> _DATA FOR THIS TASK_:
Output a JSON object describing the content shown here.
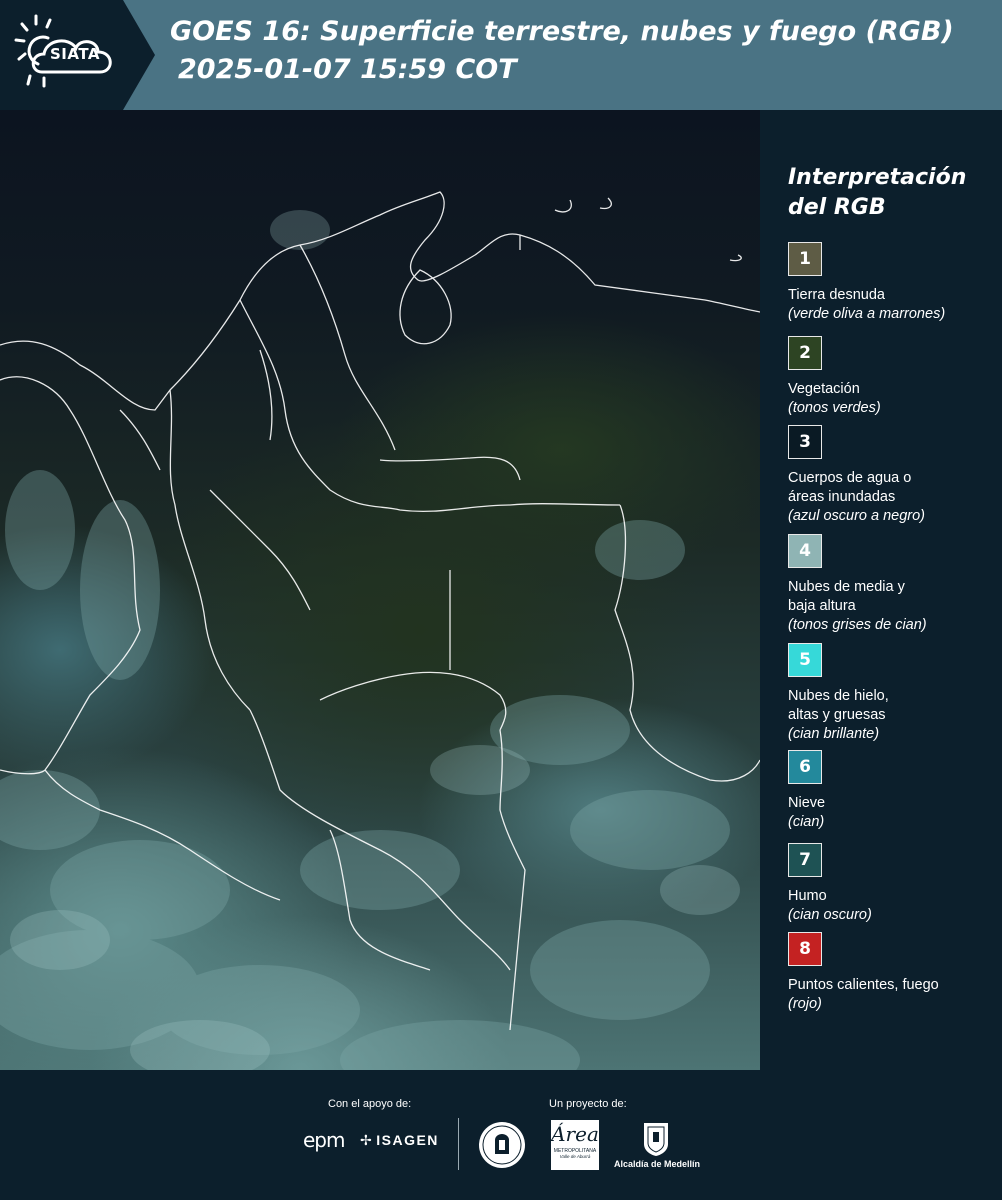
{
  "header": {
    "logo_text": "SIATA",
    "title": "GOES 16: Superficie terrestre, nubes y fuego (RGB)",
    "datetime": "2025-01-07 15:59 COT"
  },
  "legend": {
    "title_line1": "Interpretación",
    "title_line2": "del RGB",
    "items": [
      {
        "number": "1",
        "color": "#5e5c45",
        "line1": "Tierra desnuda",
        "line2": "",
        "note": "(verde oliva a marrones)"
      },
      {
        "number": "2",
        "color": "#2d4423",
        "line1": "Vegetación",
        "line2": "",
        "note": "(tonos verdes)"
      },
      {
        "number": "3",
        "color": "#0a1a24",
        "line1": "Cuerpos de agua o",
        "line2": "áreas inundadas",
        "note": "(azul oscuro a negro)"
      },
      {
        "number": "4",
        "color": "#8fb4b4",
        "line1": "Nubes de media y",
        "line2": "baja altura",
        "note": "(tonos grises de cian)"
      },
      {
        "number": "5",
        "color": "#36d9d9",
        "line1": "Nubes de hielo,",
        "line2": "altas y gruesas",
        "note": "(cian brillante)"
      },
      {
        "number": "6",
        "color": "#23899c",
        "line1": "Nieve",
        "line2": "",
        "note": "(cian)"
      },
      {
        "number": "7",
        "color": "#1e5254",
        "line1": "Humo",
        "line2": "",
        "note": "(cian oscuro)"
      },
      {
        "number": "8",
        "color": "#c42222",
        "line1": "Puntos calientes, fuego",
        "line2": "",
        "note": "(rojo)"
      }
    ]
  },
  "footer": {
    "support_label": "Con el apoyo de:",
    "project_label": "Un proyecto de:",
    "sponsors": [
      "epm",
      "ISAGEN"
    ],
    "area_logo_script": "Área",
    "area_logo_caption": "METROPOLITANA",
    "area_logo_caption2": "Valle de Aburrá",
    "alcaldia_label": "Alcaldía de Medellín"
  }
}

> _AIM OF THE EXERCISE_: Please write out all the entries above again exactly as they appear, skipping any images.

> _SOLUTION TO THE PROBLEM_:
Output a JSON object describing the content shown here.
{
  "header": {
    "logo_text": "SIATA",
    "title": "GOES 16: Superficie terrestre, nubes y fuego (RGB)",
    "datetime": "2025-01-07 15:59 COT"
  },
  "legend": {
    "title_line1": "Interpretación",
    "title_line2": "del RGB",
    "items": [
      {
        "number": "1",
        "color": "#5e5c45",
        "line1": "Tierra desnuda",
        "line2": "",
        "note": "(verde oliva a marrones)"
      },
      {
        "number": "2",
        "color": "#2d4423",
        "line1": "Vegetación",
        "line2": "",
        "note": "(tonos verdes)"
      },
      {
        "number": "3",
        "color": "#0a1a24",
        "line1": "Cuerpos de agua o",
        "line2": "áreas inundadas",
        "note": "(azul oscuro a negro)"
      },
      {
        "number": "4",
        "color": "#8fb4b4",
        "line1": "Nubes de media y",
        "line2": "baja altura",
        "note": "(tonos grises de cian)"
      },
      {
        "number": "5",
        "color": "#36d9d9",
        "line1": "Nubes de hielo,",
        "line2": "altas y gruesas",
        "note": "(cian brillante)"
      },
      {
        "number": "6",
        "color": "#23899c",
        "line1": "Nieve",
        "line2": "",
        "note": "(cian)"
      },
      {
        "number": "7",
        "color": "#1e5254",
        "line1": "Humo",
        "line2": "",
        "note": "(cian oscuro)"
      },
      {
        "number": "8",
        "color": "#c42222",
        "line1": "Puntos calientes, fuego",
        "line2": "",
        "note": "(rojo)"
      }
    ]
  },
  "footer": {
    "support_label": "Con el apoyo de:",
    "project_label": "Un proyecto de:",
    "sponsors": [
      "epm",
      "ISAGEN"
    ],
    "area_logo_script": "Área",
    "area_logo_caption": "METROPOLITANA",
    "area_logo_caption2": "Valle de Aburrá",
    "alcaldia_label": "Alcaldía de Medellín"
  }
}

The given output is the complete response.